Why shouldn’t schools, government buildings, and industrial facilities all have the same alert types?
The answer to this question is obvious, right? Every different type of organization is going to have different types of situations they are most likely to be faced with. A business building is not as likely to have a fight break out in the cafeteria as a school is, and schools are not as likely to be faced with a hazardous chemical spill as many types of businesses are.
From the beginning, DIR-S has been focused on benign as robust and adaptable as possible so that no matter the situation it is faced with, DIR-S is ready. In the attached video, you can see how easy it is to update your facility’s alert types.

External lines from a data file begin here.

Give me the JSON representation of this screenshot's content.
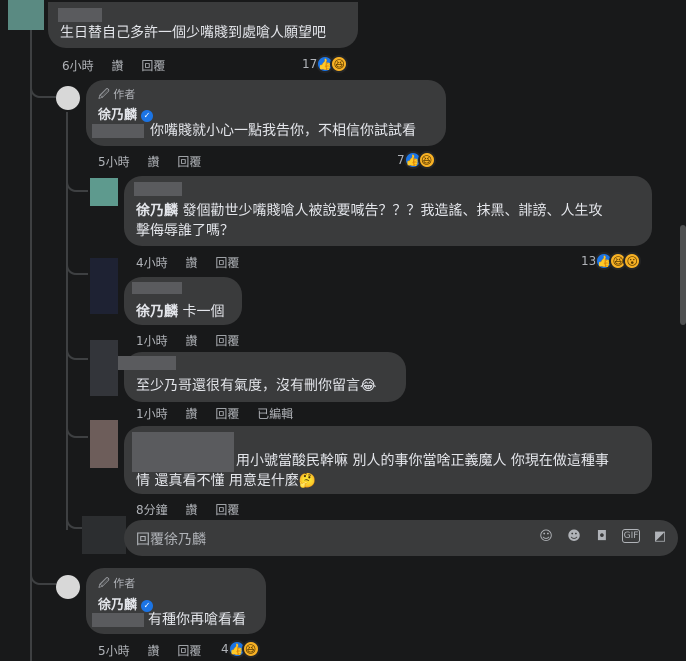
{
  "colors": {
    "background": "#18191a",
    "bubble": "#3a3b3c",
    "link": "#1b74e4",
    "meta": "#b0b3b8"
  },
  "top_comment": {
    "text": "生日替自己多許一個少嘴賤到處嗆人願望吧",
    "time": "6小時",
    "like": "讚",
    "reply": "回覆",
    "reaction_count": "17",
    "reaction_icons": [
      "like-icon",
      "haha-icon"
    ]
  },
  "author_reply_1": {
    "author_tag": "作者",
    "name": "徐乃麟",
    "text": "你嘴賤就小心一點我告你，不相信你試試看",
    "time": "5小時",
    "like": "讚",
    "reply": "回覆",
    "reaction_count": "7",
    "reaction_icons": [
      "like-icon",
      "haha-icon"
    ]
  },
  "reply_a": {
    "mention": "徐乃麟",
    "text_line1": " 發個勸世少嘴賤嗆人被說要喊告？？？我造謠、抹黑、誹謗、人生攻",
    "text_line2": "擊侮辱誰了嗎？",
    "time": "4小時",
    "like": "讚",
    "reply": "回覆",
    "reaction_count": "13",
    "reaction_icons": [
      "like-icon",
      "haha-icon",
      "wow-icon"
    ]
  },
  "reply_b": {
    "mention": "徐乃麟",
    "text": " 卡一個",
    "time": "1小時",
    "like": "讚",
    "reply": "回覆"
  },
  "reply_c": {
    "text": "至少乃哥還很有氣度，沒有刪你留言😂",
    "time": "1小時",
    "like": "讚",
    "reply": "回覆",
    "edited": "已編輯"
  },
  "reply_d": {
    "text_line1": "用小號當酸民幹嘛 別人的事你當啥正義魔人 你現在做這種事",
    "text_line2": "情 還真看不懂 用意是什麼🤔",
    "time": "8分鐘",
    "like": "讚",
    "reply": "回覆"
  },
  "reply_input": {
    "placeholder": "回覆徐乃麟",
    "icons": [
      "avatar-sticker-icon",
      "emoji-icon",
      "camera-icon",
      "gif-icon",
      "sticker-icon"
    ]
  },
  "author_reply_2": {
    "author_tag": "作者",
    "name": "徐乃麟",
    "text": "有種你再嗆看看",
    "time": "5小時",
    "like": "讚",
    "reply": "回覆",
    "reaction_count": "4",
    "reaction_icons": [
      "like-icon",
      "haha-icon"
    ]
  }
}
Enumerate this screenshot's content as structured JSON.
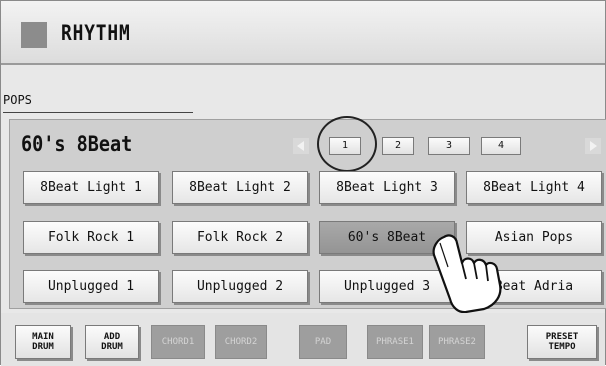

Along with the alert type, you can set custom alert guidances so that there is relevant guidance information available for your users pertaining to the specific alert type.
Missing student HALL CHECK alert. (Names changed for privacy)
11:07 a.m. HALL CHECK alert initiated by school principal Jan Levinson
11:07 a.m. (Dispatch): Is this a drill?
11:07 a.m. (Principal): Missing student somewhere inside the school, Andrew Bernard. Not a drill, but will not be needing police at this point.
11:08 a.m. (Dispatch): Dispatch copies.
11:08 a.m. He was not in reading group this morning, and his teachers have not been able to locate him.
Shortly after this, school officials were able to locate the missing student. Even though there was not a need for police in this incident having dispatch instantly in the loop when the incident began was incredibly valuable in the event that the situation escalated to the point that police were needed. DIR-S provided the communication channels necessary to keep both police and teachers in the loop without causing any kind of commotion in the school or surrounding area.
Do you know how to make SURE you will receive your DIR-S notifications?
As you know, DIR-S alerts on mobile devices come through as regular notifications.
Please make sure DIR-S notifications are set to ALLOWED (see screenshots for optimal notification settings) Push Notifications are a primary step to ensure you are receiving notifications on DIR-S.
Mac and Windows desktop applications will still be the primary source of notifications. This is because desktop applications can override your screen, sounding an alert. Mobile devices are a secondary source for notifications because phones are not as consistent with connectivity as desktops and cannot override the screen and sound settings.
We have been working tirelessly to make DIR-S as robust and reliable as possible for both minor day-to-day and larger more crucial incidents.
Think back to your school years for a moment. Any time there was a drill, how long did it take to get everyone accounted for and back into the regular operations in the school? For most drills, the average run-through time is about 30-60 minutes. Even for just a drill, this is an exceptionally long amount of time making sure that everyone in the school is safe and accounted for.
Traditionally, most schools use some form of signaling as administrators have to check on each teacher. This might involve holding up a certain collared paper in your evacuation location, sliding a paper under your locked door in a lockdown, or any number of other somewhat tedious practices.
This is where DIR-S comes into play. In schools that use DIR-S, reaction times are cut down drastically. The process of responding to both drill and live situations is expedited immensely because users are able to relate more information in a matter of seconds than has heretofore been possible with the traditional methods of emergency communication in schools.
Take a look back at some of our previous blog posts to see countless case studies showing exactly how DIR-S is able to do this.